[Exercise data]
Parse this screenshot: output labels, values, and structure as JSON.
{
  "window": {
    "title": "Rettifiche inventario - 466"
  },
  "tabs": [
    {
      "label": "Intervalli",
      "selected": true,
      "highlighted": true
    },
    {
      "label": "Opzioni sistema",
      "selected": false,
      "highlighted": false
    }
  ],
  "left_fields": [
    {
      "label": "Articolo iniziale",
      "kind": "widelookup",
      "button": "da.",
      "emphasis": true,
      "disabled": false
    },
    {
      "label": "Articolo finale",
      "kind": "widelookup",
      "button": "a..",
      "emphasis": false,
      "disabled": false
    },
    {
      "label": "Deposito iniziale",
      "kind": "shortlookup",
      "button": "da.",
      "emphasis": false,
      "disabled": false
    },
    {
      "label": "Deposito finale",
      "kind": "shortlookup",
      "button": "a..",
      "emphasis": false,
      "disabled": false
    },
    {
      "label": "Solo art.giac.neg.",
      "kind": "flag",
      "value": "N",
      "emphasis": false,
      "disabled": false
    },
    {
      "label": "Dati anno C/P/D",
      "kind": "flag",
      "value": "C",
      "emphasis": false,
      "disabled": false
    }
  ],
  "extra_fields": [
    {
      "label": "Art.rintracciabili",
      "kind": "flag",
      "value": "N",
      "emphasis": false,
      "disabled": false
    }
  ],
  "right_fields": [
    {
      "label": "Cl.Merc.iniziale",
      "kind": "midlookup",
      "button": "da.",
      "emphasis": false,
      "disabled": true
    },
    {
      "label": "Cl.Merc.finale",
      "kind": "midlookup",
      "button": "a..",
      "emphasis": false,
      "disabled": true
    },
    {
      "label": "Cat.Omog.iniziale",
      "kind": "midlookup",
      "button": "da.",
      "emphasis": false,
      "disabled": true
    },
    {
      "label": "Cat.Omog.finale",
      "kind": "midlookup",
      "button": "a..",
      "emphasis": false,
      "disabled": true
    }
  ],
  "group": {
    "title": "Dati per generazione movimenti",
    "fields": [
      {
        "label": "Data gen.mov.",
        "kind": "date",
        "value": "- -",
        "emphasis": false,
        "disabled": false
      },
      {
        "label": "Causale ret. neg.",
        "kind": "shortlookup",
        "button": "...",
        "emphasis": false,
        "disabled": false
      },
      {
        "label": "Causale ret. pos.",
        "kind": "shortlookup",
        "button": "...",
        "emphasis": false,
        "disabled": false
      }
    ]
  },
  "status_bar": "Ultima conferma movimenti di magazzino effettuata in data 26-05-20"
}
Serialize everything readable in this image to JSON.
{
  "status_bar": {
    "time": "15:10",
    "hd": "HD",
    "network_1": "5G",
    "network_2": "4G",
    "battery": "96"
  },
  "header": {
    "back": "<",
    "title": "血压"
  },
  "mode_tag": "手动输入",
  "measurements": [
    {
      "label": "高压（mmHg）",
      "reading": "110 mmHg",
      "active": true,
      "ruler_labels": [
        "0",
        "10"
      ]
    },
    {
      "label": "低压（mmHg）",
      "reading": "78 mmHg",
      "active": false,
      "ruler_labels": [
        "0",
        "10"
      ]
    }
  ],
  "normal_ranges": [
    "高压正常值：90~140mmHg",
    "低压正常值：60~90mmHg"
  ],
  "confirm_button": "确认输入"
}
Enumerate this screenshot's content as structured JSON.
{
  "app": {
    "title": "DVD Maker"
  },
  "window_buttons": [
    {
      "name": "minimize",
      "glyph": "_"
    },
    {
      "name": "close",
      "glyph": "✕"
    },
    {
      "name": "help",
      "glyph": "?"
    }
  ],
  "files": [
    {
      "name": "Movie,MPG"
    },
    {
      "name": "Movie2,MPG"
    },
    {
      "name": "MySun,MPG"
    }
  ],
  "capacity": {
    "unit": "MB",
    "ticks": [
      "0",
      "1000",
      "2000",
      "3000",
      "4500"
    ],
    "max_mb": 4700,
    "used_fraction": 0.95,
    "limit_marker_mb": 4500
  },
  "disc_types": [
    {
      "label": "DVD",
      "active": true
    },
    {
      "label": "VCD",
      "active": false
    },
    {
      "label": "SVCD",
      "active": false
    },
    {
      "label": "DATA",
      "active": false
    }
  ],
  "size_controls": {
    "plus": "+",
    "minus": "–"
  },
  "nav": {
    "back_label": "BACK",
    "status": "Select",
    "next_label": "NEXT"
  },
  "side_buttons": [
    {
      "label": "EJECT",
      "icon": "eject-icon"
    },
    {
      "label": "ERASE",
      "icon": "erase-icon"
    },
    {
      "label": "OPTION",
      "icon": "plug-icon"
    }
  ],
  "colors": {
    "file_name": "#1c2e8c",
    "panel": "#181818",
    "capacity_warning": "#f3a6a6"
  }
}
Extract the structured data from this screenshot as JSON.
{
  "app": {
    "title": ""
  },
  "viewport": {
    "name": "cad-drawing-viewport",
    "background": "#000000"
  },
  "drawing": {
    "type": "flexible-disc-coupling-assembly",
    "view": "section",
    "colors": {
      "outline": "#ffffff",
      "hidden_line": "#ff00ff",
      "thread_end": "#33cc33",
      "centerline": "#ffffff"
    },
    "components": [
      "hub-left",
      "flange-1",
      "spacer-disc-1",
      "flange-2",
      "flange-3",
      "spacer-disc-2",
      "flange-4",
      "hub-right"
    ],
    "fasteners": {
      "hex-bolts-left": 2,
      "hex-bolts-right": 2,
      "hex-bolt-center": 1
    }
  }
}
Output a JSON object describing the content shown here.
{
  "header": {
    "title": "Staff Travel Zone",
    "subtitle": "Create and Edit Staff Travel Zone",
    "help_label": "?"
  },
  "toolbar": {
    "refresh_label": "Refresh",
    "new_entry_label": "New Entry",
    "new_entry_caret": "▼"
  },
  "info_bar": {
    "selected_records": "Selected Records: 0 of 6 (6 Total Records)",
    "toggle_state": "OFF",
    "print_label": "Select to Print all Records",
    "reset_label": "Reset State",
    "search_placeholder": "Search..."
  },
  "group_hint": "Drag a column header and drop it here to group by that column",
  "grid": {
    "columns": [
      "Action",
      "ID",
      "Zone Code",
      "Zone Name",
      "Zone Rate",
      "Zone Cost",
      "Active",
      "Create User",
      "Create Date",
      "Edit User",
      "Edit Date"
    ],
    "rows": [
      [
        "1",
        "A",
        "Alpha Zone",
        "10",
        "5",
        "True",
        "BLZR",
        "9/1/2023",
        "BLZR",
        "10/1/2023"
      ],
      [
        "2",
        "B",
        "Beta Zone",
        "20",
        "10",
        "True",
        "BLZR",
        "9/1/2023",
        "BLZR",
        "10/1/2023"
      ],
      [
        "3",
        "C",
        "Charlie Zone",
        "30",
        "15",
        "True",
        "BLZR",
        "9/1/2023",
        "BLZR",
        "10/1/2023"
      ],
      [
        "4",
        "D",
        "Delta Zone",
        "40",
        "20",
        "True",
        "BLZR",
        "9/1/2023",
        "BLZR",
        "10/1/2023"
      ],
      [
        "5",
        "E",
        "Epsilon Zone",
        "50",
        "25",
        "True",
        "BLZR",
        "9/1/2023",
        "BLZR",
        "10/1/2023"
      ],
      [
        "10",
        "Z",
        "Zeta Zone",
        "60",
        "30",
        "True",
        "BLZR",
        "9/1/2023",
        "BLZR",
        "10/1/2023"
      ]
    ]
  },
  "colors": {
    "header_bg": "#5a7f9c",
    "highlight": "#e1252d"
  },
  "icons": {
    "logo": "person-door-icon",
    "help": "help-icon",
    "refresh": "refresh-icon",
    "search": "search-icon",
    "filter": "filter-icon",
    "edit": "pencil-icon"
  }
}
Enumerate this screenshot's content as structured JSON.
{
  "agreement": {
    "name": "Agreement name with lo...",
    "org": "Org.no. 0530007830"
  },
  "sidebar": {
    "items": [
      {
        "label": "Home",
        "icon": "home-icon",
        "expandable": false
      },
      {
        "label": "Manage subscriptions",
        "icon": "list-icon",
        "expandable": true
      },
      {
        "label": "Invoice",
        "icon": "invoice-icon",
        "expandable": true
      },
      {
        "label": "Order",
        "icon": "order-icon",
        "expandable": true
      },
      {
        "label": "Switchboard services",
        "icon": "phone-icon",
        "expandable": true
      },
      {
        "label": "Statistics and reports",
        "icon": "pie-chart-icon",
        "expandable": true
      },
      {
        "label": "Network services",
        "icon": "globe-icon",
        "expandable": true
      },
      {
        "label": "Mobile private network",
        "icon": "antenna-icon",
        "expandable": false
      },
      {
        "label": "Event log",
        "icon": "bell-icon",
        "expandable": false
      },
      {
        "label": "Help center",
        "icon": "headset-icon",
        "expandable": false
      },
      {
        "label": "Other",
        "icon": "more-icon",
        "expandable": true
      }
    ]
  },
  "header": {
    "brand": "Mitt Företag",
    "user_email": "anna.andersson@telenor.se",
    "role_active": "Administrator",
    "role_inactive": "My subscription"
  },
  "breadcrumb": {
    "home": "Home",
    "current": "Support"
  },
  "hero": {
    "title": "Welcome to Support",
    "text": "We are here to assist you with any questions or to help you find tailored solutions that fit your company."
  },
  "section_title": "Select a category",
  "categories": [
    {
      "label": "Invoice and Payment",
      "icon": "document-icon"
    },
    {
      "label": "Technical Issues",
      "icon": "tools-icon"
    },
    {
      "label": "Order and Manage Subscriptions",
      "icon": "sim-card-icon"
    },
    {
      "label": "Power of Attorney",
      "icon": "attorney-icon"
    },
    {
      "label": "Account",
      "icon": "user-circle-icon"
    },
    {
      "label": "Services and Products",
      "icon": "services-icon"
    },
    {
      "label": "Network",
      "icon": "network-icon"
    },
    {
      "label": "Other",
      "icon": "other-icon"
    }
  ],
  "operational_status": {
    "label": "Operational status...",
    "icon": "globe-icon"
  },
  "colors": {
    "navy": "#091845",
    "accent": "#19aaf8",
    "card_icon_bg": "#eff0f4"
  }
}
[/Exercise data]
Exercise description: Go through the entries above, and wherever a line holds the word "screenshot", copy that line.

Completed exercise:
Parse this screenshot: output labels, values, and structure as JSON.
Enumerate this screenshot's content as structured JSON.
Extract the structured data from this screenshot as JSON.
Enumerate this screenshot's content as structured JSON.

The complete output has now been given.